Last Modified: Saturday, September 21, 2013 11:00 PM
As rain battered Southwest Louisiana overnight Friday and into Saturday, many local residents noticed flash flood warnings pop up not only on their televisions, but in text messages on their phones.
The messages aren’t coming directly from the National Weather Service. Instead, the texts are courtesy of your specific cellular service provider.
Joe Rua, a meteorologist for the weather service, said the alerts aren’t anything new and should be a regular occurrence shortly.
“It’s government mandated, but it’s all through your own service provider,” he said. “It’s supposed to be a nationwide thing here soon. If there is an EMS-type message sent out, then the phone should go off. My phone was going off last night, and I have AT&T.”
The flash flood warnings rang true for certain parts of the area. Calcasieu Parish, southern Beauregard Parish and southwest Allen Parish were in the bull’s-eye of the severe weather.
“There’s been a lot of street flooding,” Rua said. “There’s been flooding in homes in northern Moss Bluff. Basically, it’s street flooding that has spilled over into the homes.”
The worst of the storm system, which Rua described as a slow-moving funnel that ran into some tropical moisture, has passed through the area. Rua said the Calcasieu River near Old Town Bay will start cresting Sunday and that the water will recede the following day.

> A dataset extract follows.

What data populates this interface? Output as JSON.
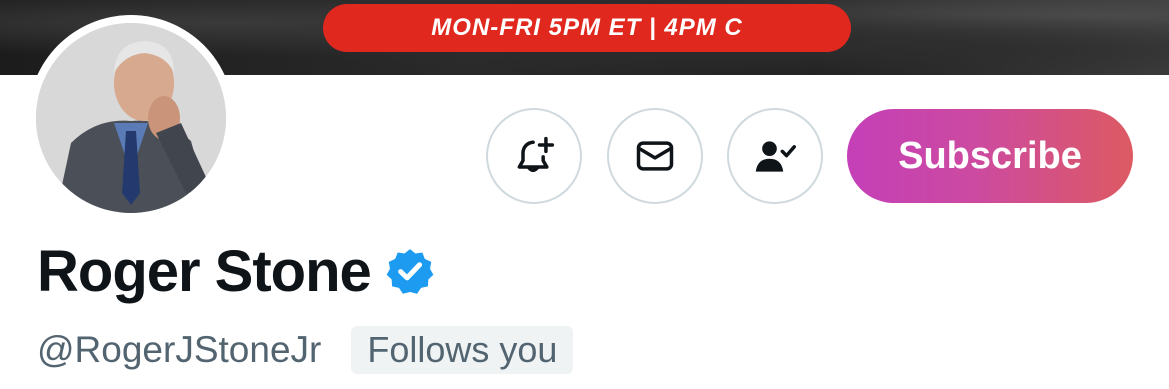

“Right now, the front has moved through us, and the clouds should move out tonight,” he said.